# Work task
Compute how many lines in the entries below include the string "Graph". Only the number is wanted.

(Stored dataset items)
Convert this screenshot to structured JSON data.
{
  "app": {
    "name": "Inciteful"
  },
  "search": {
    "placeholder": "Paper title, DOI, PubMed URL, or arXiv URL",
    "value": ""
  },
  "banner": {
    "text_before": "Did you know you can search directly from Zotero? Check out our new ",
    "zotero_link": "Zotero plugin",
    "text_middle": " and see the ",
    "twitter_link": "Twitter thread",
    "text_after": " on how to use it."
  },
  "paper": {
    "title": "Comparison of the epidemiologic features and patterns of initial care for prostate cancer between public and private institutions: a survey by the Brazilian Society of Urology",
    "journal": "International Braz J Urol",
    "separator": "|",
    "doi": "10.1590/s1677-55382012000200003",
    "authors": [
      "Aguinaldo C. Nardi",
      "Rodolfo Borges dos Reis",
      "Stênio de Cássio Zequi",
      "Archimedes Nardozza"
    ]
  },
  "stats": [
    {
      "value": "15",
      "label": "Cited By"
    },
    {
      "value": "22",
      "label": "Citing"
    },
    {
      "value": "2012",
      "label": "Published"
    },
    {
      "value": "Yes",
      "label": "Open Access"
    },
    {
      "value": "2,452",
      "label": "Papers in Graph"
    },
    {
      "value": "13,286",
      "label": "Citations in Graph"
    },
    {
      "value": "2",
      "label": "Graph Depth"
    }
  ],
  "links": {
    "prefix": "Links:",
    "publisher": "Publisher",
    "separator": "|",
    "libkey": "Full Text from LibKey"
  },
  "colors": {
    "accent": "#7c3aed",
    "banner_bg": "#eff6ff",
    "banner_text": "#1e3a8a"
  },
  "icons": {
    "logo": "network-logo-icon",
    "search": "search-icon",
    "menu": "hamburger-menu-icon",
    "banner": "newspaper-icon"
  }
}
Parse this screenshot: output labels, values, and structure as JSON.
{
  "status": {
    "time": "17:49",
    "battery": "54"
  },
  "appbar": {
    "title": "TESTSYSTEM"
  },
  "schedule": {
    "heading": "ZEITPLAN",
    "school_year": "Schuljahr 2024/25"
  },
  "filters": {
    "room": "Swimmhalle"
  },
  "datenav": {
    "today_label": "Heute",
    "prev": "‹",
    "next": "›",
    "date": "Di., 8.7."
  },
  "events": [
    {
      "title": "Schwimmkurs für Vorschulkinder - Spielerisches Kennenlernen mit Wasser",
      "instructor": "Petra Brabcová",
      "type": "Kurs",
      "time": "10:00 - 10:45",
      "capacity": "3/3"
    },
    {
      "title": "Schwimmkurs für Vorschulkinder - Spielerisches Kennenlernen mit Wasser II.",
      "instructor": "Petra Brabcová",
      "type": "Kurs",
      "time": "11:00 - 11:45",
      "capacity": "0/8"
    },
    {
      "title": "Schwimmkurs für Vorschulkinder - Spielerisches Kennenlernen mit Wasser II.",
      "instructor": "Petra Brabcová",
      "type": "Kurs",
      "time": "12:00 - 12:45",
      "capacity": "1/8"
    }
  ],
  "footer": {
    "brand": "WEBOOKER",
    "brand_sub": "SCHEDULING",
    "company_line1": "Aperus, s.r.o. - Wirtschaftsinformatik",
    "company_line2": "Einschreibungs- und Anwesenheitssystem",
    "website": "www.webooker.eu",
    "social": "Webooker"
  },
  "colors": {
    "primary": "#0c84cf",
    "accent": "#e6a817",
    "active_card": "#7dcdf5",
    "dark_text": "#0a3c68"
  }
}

# Exercise result
3